Mayor Sheng Thao confirmed the news in a press release Thursday evening, saying that she and City Administrator Ed Reiskin placed Armstrong on leave as a direct result of the report. “The decision was not taken lightly, but we believe that it is critical for the safety of our community that we build trust and confidence between the Department and the public,” Thao’s statement read. “We must have transparency and accountability to move forward as a safer and stronger Oakland.” Thao declined to give any further information, citing “additional findings” that are forthcoming from outside investigators.

Assistant Chief Darren Allison will serve as acting chief of police immediately.

The two police misconduct cases involved a police sergeant who was involved in a hit-and-run in a parking garage and a mysterious firearms discharge in a freight elevator at OPD headquarters. According to the new report, an OPD internal affairs investigator wanted to discipline the sergeant for causing the crash, which damaged a parked car, and for leaving the scene of the accident, but the commander of internal affairs reduced the discipline for the sergeant. Armstrong signed off on the internal affairs report and discipline without reading it.

Later, the same sergeant shot the wall of an elevator and then covered up the shooting by throwing the empty shell casing off the Bay Bridge. When the city realized the same officer was suspected of misconduct in both cases, they brought in the law firm Clarence Dyer Cohen to do an independent investigation.
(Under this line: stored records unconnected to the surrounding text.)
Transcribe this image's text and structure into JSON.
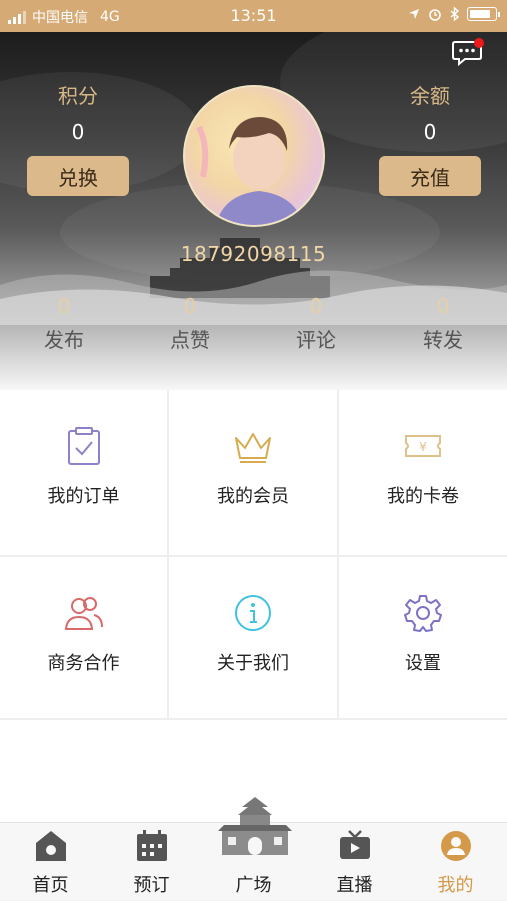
{
  "status_bar": {
    "carrier": "中国电信",
    "network": "4G",
    "time": "13:51",
    "battery_level": 0.85
  },
  "header": {
    "points": {
      "label": "积分",
      "value": "0",
      "button": "兑换"
    },
    "balance": {
      "label": "余额",
      "value": "0",
      "button": "充值"
    },
    "phone": "18792098115",
    "has_unread_message": true
  },
  "stats": [
    {
      "label": "发布",
      "value": "0"
    },
    {
      "label": "点赞",
      "value": "0"
    },
    {
      "label": "评论",
      "value": "0"
    },
    {
      "label": "转发",
      "value": "0"
    }
  ],
  "menu": [
    {
      "label": "我的订单",
      "icon": "clipboard-check-icon"
    },
    {
      "label": "我的会员",
      "icon": "crown-icon"
    },
    {
      "label": "我的卡卷",
      "icon": "coupon-icon"
    },
    {
      "label": "商务合作",
      "icon": "users-icon"
    },
    {
      "label": "关于我们",
      "icon": "info-icon"
    },
    {
      "label": "设置",
      "icon": "gear-icon"
    }
  ],
  "tabbar": [
    {
      "label": "首页",
      "icon": "home-icon",
      "active": false
    },
    {
      "label": "预订",
      "icon": "calendar-icon",
      "active": false
    },
    {
      "label": "广场",
      "icon": "plaza-building-icon",
      "active": false
    },
    {
      "label": "直播",
      "icon": "tv-icon",
      "active": false
    },
    {
      "label": "我的",
      "icon": "profile-icon",
      "active": true
    }
  ],
  "colors": {
    "status_bar": "#d6aa74",
    "gold_button": "#dcb98a",
    "accent": "#d49a4a",
    "unread_dot": "#ee1b1b"
  }
}
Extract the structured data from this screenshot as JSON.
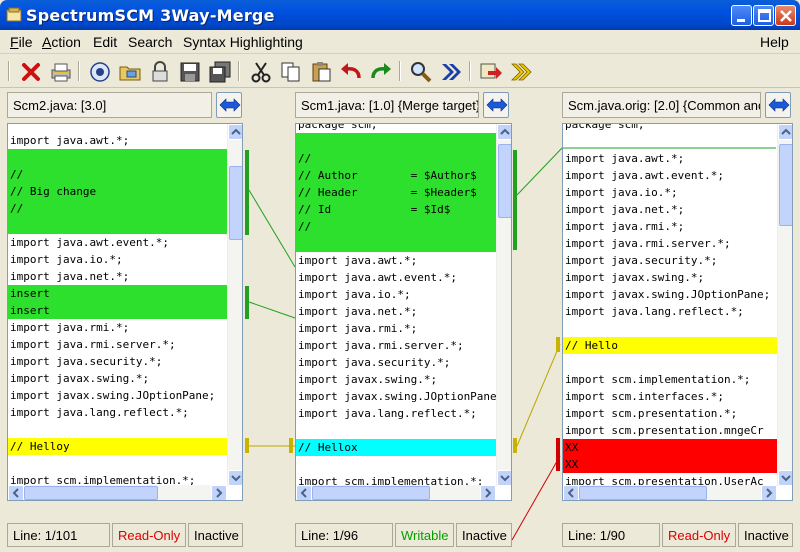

The attorneys wrote that Armstrong failed several times to ensure the car collision case was properly investigated and that appropriate discipline was handed down to the sergeant. Armstrong didn’t permit extensive discussion of the internal affairs report about the incident when it was presented at a meeting in December 2021, and he signed off on the findings without reading it.

Placing an employee on leave is usually something that’s done with workers who are members of the city’s unions, as it is one of the due process protections they’re afforded when they are accused of misconduct. As police chief, Armstrong isn’t a member of any city union. Rather, he’s an at-will employee who can be fired by the police commission for cause, or mayor for any reason. But the decision to place him on leave indicates that the mayor hasn’t made her mind up yet about whether or not to fire him and is waiting on more information.

Before joining The Oaklandside as News Editor, Darwin BondGraham was a freelance investigative reporter covering police and prosecutorial misconduct. He has reported on gun violence for The Guardian and was a staff writer for the East Bay Express. He holds a doctorate in sociology from UC Santa Barbara and was the co-recipient of the George Polk Award for local reporting in 2017. He is also the co-author of The Riders Come Out at Night, a book examining the Oakland Police Department's history of corruption and reform.